National Trust for Historic Preservation

National Trust for Historic Preservation

The National Trust for Historic Preservation, a privately funded non-profit organization, works to save America's historic places.

The True Cost of Deferring Maintenance in Our Schools

Posted on: September 1st, 2010 by National Trust for Historic Preservation

 

Written by Renee Kuhlman

The Richardson School in Cheyenne, Wyoming (Photo: Mary Humstone)

The Richardson School in Cheyenne, Wyoming (Photo: Mary Humstone)

It’s almost the end of summer and like many school districts across the country, my family is anxious to finish up maintenance projects before school starts again.

As preservationists, we know that regular maintenance is essential to keeping an older structure around for future use. However, according to a recent report from the American Association of School Administrators, the percentage of school districts predicting that they will defer maintenance is rising dramatically. In the 2008-2009 school year, 18 percent of school districts predicted they would defer maintenance; that number rose to 36 percent in 2009-2010. In 2010, more than half of the country’s school districts—55 percent—predicted they would defer maintenance.

In 1995, the Government Accounting Office estimated that $113 billion was needed to bring a third of the country’s K-12 schools into good repair. Today, experts estimate it would take $216 billion dollars (see the 21st Century School Fund’s Repair for Success: An Analysis of the Need and Possibilities for a Federal Investment in PK-12 School Maintenance and Repair for more information).

Industry experts typically recommend that two to four percent of the current replacement value of a building should be spent every year on maintenance (see the National Research Council’s Committing to the Cost of Ownership: Maintenance and Repair of Public Buildings for more information).

... Read More →

The National Trust for Historic Preservation works to save America's historic places. Join us today to help protect the places that matter to you.

National Trust for Historic Preservation

National Trust for Historic Preservation

The National Trust for Historic Preservation, a privately funded non-profit organization, works to save America's historic places.

Lowe's Brings Back Schools in Time for Back-to-School

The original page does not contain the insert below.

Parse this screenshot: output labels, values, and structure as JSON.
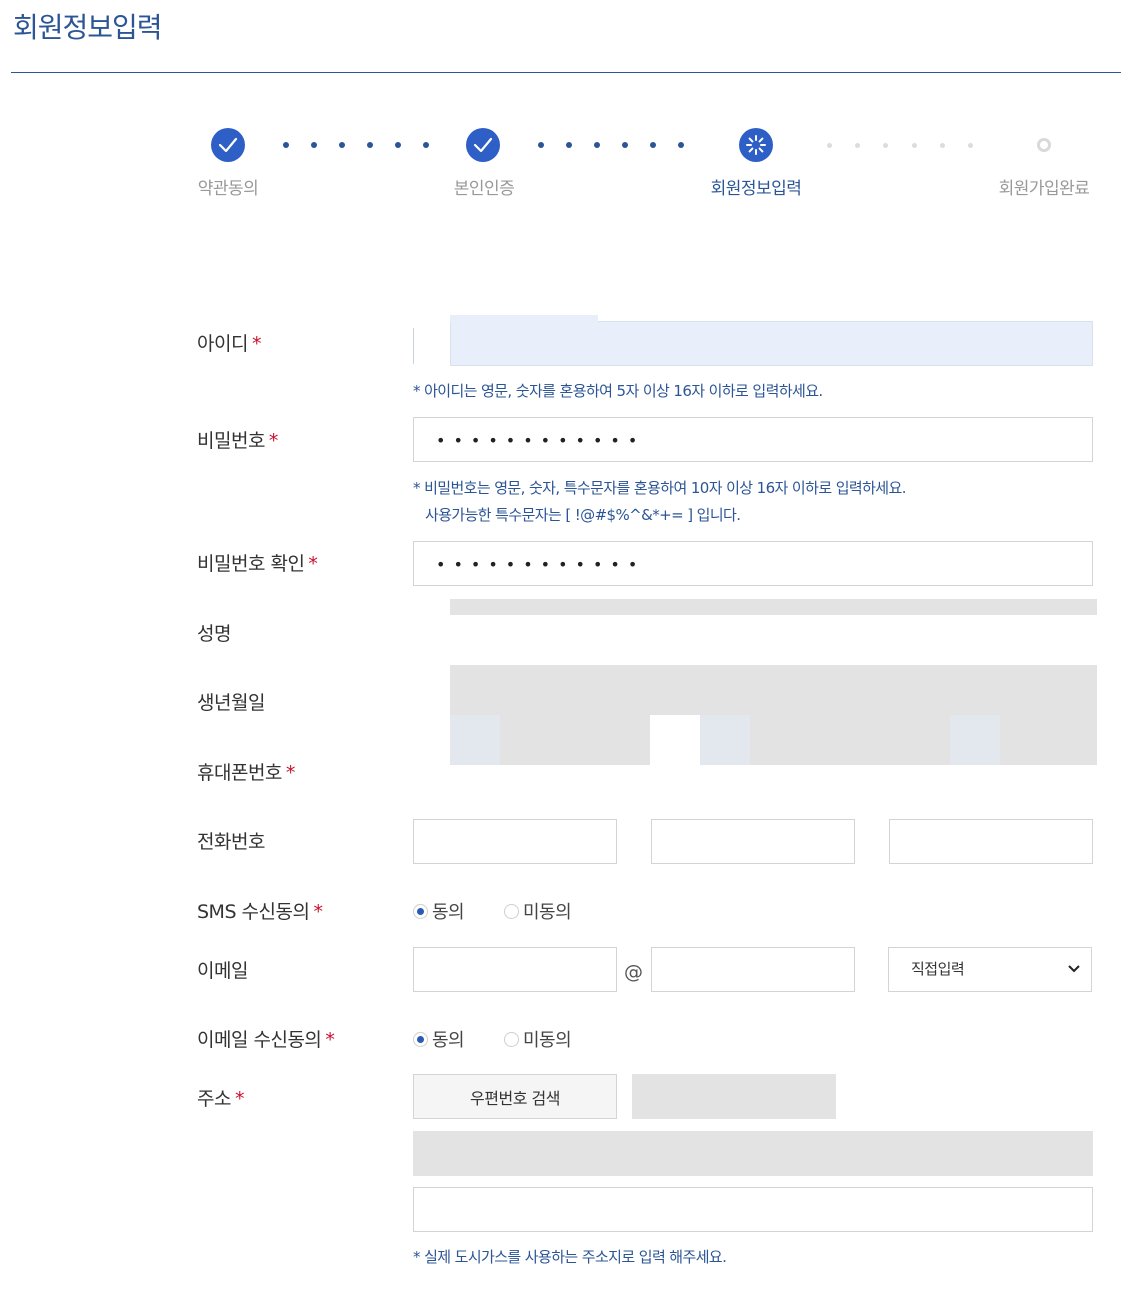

Posted on: August 24th, 2010 by National Trust for Historic Preservation

 

As students are preparing to go back to school, Lowe’s and the National Trust are doing the same.  Today, they announced nearly $500,000 in grants has been awarded for the preservation and rehabilitation of ten historic schools across the country.

The rehabilitated historic schools will serve central roles in their communities as educational centers, cultural and community centers, and more.   For example, the Park Addition School in Cheyenne, WY, will serve as a shelter for victims of domestic violence.

Lincoln Creek Day School, Fort Hall, ID

The Lincoln Creek Day School was built as part of a “New Deal” for Native Americans on the Fort Hall Indian Reservation in Idaho.

These buildings are important pieces of history in their communities and in America. Dr. Martin Luther King, Jr. delivered his first “I have a dream” speech on the steps of the Booker T. Washington High School in Rocky Mount, NC.

The Lincoln Creek Day School was built as part of a “New Deal” for Native Americans on the Fort Hall Indian Reservation in ID and will continue its rehabilitation project that began with a grant from the National Trust Preservation Fund made possible by the Charles Evans Hughes Memorial Foundation.

Previous years of funding have focused on Rosenwald Schools, and eight were awarded grants earlier this year.  Today, Lowe’s and the National Trust are taking their support nationwide to make a difference in as many communities as possible.

Visit our website to learn more about all ten historic school grant recipients and the Rosenwald School grant recipients.

The National Trust for Historic Preservation works to save America's historic places. Join us today to help protect the places that matter to you.

National Trust for Historic Preservation

National Trust for Historic Preservation

The National Trust for Historic Preservation, a privately funded non-profit organization, works to save America's historic places.